You know how I said I always go clothes shopping in Wellington? Well the other thing I always seem to do there is get sunburnt. I think it’s because of the sea breeze – I always seem to forget that just because it’s not hot, that doesn’t mean the sun isn’t shining at full power. You don’t get that in Christchurch – when a wind is blowing, it’s normally a hot nor’wester, which definitely doesn’t encourage you to stay out in the sun longer than you should. So it’s easy to forget that other places don’t have the same sun=hot relationship. Luckily this time I realised in time, so I wasn’t too badly burnt, but I was still a bit red and stingy on the arms and face.

After venturing out for a quick dinner (A Tangled Web by Nicholas Blake), I went back to the YHA and spent the rest of the evening in the lounge putting prenumbered labels in all the books in the book exchange shelf:

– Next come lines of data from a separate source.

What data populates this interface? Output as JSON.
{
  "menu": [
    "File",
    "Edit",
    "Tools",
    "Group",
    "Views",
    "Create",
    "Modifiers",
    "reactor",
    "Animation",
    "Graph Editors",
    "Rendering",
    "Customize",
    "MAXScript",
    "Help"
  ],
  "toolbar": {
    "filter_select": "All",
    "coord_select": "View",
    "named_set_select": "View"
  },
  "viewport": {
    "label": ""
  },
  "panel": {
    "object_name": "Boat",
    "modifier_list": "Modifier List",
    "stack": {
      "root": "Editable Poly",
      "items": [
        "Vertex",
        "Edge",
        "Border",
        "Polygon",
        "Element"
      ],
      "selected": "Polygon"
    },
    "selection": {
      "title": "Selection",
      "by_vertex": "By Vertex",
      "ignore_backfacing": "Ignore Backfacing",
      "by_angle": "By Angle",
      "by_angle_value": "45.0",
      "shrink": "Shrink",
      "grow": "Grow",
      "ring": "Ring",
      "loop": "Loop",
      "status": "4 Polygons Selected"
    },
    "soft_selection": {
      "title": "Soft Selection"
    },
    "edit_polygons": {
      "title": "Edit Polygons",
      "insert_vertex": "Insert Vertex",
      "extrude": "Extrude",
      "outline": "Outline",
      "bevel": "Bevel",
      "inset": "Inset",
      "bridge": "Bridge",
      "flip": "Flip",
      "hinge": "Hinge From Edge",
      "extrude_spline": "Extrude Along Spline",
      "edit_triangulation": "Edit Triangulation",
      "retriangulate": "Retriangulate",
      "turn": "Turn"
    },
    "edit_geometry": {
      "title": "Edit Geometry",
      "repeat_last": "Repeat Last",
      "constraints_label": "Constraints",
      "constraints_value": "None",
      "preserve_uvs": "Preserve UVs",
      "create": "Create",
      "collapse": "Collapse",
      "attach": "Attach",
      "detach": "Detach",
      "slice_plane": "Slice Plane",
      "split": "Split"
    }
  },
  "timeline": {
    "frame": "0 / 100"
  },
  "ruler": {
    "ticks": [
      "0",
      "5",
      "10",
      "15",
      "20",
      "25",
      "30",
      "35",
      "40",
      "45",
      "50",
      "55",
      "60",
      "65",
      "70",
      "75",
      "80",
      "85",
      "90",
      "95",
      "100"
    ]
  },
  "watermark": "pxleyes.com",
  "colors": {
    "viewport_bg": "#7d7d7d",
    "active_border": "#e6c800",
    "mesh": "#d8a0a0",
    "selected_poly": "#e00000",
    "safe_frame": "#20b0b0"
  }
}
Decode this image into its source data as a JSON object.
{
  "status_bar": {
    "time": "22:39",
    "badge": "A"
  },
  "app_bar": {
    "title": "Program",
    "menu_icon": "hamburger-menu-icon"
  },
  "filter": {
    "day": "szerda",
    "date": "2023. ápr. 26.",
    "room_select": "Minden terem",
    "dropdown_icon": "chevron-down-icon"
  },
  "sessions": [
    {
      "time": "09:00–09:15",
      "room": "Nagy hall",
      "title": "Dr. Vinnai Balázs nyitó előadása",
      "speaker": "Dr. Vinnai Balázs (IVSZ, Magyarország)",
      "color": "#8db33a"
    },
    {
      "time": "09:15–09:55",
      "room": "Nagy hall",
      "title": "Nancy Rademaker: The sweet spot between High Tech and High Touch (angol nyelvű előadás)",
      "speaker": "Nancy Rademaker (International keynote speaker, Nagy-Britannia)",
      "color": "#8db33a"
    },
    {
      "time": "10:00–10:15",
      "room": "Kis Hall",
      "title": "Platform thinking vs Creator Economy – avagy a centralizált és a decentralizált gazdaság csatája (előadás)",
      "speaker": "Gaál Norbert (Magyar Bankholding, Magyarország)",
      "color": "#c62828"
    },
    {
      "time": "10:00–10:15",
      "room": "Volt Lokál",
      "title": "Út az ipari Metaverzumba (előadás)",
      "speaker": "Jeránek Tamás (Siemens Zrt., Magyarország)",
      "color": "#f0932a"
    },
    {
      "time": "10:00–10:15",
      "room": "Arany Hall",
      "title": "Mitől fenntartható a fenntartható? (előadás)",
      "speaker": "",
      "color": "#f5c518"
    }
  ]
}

The People of the Wind by Poul Anderson
Omnivore by Piers Anthony
Like a Bird on the Wing by Ian G MacDonald
Lovligt Byte by Janet Evanovich
Crossfire by Andy McNab
The Cell by Colin Forbes
Hunting Warbirds by Carl Hoffman
Goodbye, Jimmy Choo by Annie Sanders
Silent Witness by Richard North Patterson
Beyond the Burning: Life and Death in the Ghetto by Sterling Tucker
Traitor: The Case of Benedict Arnold by Jean Fritz
Solo Woman by Gaby Kennard
Licht Ontvlambaar by Julie Cohen
Selvrisiko by Elsebeth Egholm
Máximas De Un Hombre Cualquiera by Gabriel Schultz
Lachen de Jongen by Oliver La Farge
Das Schicksal der Zwerge by Markus Heitz
Grow Up by Keith Allen
Beyond Indigo by Preethi Nair
Operation Long Jump by Leo Kessler
Maigret by Georges Simenon
Hinnalla Millä Hyvänsä by Outi Pakkanen
Caitlin: Love Lost by Francine Pascal
L’Autopompa Fantasma by Maj Sjöwall and Per Wahlöö
Navnebroren by Jhumpa Lahiri
Cameron’s Crossing by Philip McCutchan
Waterfront by Richard Woodman
The Lazarus Effect by Frank Herbert and Bill Ransom
Lady with a Spear by Eugenie Clark
Reindeer Boy by Berit Braenne
The Quest for Mars by Lawrence Bergreen
Jennys Gehimnis by Barbara Delinsky
Svart Bok by Orhan Pamuk

Plus I added the last few books I’d brought with me to the bookshelf:
Under Siege by Stephen Coonts
The Queen’s Man by Sharon Penman
Traumfänger by Marlo Morgan
The House That Jack Built by Veronica Hart

A most enjoyable weekend.



Ok, now I remember why I haven’t got round to writing up Wellington before now – I knew it was going to take ages. I think I’m all written out for tonight now, so the adventures of the following two weekends will just have to wait.